Mount Rainier in the state of Washington, near Seattle in the U.S., is one of the world's most dangerous volcanoes. The height of the volcano, which erupted in 1984, and its closeness to the suburbs of Seattle and Tacoma, are the main factors rendering the volcano dangerous for humans. In addition, with an eruption, the glacier set of the volcano might melt causing mud and landslides. Currently around two million people live in the area by the volcano.
Creator of the Valley of Ten Thousand Smokes: Novarupta Volcano
The Novarupta volcano in Alaska in the U.S., is considered one of the world's most dangerous volcanoes. When the volcano last erupted in 1912, it was the largest volcanic eruption occurring in the 20th century.
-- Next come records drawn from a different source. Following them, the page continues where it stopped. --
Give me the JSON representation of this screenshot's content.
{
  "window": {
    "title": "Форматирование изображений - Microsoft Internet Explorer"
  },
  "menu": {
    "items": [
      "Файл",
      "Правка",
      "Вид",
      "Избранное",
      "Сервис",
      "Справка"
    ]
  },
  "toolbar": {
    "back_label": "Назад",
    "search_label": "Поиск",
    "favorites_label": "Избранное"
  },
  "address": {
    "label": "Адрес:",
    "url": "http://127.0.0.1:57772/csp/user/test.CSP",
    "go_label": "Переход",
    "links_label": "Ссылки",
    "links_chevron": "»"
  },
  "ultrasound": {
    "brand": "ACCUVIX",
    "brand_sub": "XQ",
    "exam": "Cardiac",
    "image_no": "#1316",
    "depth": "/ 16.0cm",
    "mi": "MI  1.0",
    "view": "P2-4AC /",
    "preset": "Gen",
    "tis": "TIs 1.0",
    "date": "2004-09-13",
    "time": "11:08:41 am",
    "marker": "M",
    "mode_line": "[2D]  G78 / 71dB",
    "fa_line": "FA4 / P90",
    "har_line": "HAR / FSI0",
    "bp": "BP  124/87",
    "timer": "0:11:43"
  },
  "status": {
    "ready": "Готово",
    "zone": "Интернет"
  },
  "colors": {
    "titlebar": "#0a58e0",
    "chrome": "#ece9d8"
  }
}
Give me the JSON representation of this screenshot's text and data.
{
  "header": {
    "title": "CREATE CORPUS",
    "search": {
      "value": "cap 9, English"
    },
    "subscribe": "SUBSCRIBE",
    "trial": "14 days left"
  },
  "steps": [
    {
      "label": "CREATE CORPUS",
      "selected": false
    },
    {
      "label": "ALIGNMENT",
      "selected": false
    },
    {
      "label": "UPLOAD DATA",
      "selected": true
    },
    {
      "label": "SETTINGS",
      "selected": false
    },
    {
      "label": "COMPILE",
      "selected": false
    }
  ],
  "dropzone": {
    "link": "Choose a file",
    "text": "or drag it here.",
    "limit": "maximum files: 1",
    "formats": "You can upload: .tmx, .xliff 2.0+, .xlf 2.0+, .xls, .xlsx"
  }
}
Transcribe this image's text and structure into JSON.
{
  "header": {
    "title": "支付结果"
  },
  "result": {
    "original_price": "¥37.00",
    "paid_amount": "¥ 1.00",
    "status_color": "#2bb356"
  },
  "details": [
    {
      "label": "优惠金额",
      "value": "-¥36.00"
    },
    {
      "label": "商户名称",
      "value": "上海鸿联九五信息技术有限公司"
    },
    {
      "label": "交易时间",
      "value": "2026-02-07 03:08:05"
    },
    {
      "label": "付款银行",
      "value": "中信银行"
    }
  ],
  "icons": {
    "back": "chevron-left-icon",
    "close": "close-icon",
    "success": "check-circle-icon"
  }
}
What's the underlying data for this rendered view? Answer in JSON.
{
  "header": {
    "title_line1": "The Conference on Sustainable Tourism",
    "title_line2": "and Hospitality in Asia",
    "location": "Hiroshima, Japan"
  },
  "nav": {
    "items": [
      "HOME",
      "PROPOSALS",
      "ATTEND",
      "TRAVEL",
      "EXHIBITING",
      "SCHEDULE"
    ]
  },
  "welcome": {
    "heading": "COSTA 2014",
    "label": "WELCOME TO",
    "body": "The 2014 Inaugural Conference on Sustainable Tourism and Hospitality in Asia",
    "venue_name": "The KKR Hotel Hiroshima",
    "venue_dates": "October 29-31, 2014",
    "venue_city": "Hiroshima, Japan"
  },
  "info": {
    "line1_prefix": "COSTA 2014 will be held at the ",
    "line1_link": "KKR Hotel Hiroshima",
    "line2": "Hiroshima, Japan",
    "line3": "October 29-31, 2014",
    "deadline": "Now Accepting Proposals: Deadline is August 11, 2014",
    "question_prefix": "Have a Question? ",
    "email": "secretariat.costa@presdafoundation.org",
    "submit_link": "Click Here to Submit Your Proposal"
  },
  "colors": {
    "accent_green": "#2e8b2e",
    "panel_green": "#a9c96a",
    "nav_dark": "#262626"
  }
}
After the eruption, 30 billion cubic meters of ash and dust were spread to the atmosphere and the volcanic remains created the Valley of Ten Thousand Smokes. While the surrounding near the mountain were not highly populated, the sulfur and ash clouds created by the eruption caused breathing problems for people living in far settlements.
Silent danger on the Pacific Island: Mount Pinatubo
Mount Pinatubo on the Luzon Island of the Philippines erupted in 1991. It was deemed as the second largest volcano eruption of the 20th century as 722 people lost their lives. Currently, 21 million people live in a 100 kilometer vicinity of the volcano.
Washington's stable giant: Mount St. Helens
Mount St. Helens, lying south of Washington, U.S., erupted in 1980, becoming the deadliest volcanic eruption in the history of the country. Fifty seven people lost their lives, thousands of animals perished and 518-square-kilometer of forest area was turned into ash.
Flaming crown of Bali: Mount Agung
Indonesia's Mount Agung in Bali, made the headlines with an in 2017. When the volcano erupted in 1963, the flow of lava continued for 11 months, and more than a thousand people lost their lives. Many suffered major property damage. Currently, four million people live in the area by the volcano.
The symbol of Japan: Mount Fuji
Japan's famous Fuji Volcano has not erupted since 1707. Experts warn that the 2011 earthquake in the country has increased the pressure under the mountain and there is risk of eruption at Fuji. It is noted that ashes in 1707's eruptions reached Tokyo. Currently around 25 million people live in the area by the volcano.
Indonesian mountain of fire: Mount Merapi
One of Indonesia's most active volcanoes, Merapi Volcano has been erupting for centuries. According to the National Aeronautics and Space Administration (NASA), Merapi's biggest risk is the high level of silica in the lava composition. The lava flow that can spread over a very wide area can threaten many people. When the volcano last erupted on May 11, atmospheric ash and smoke spread, and forced evacuations began around the volcano. Currently around 24 million people live in the area affected by the volcano.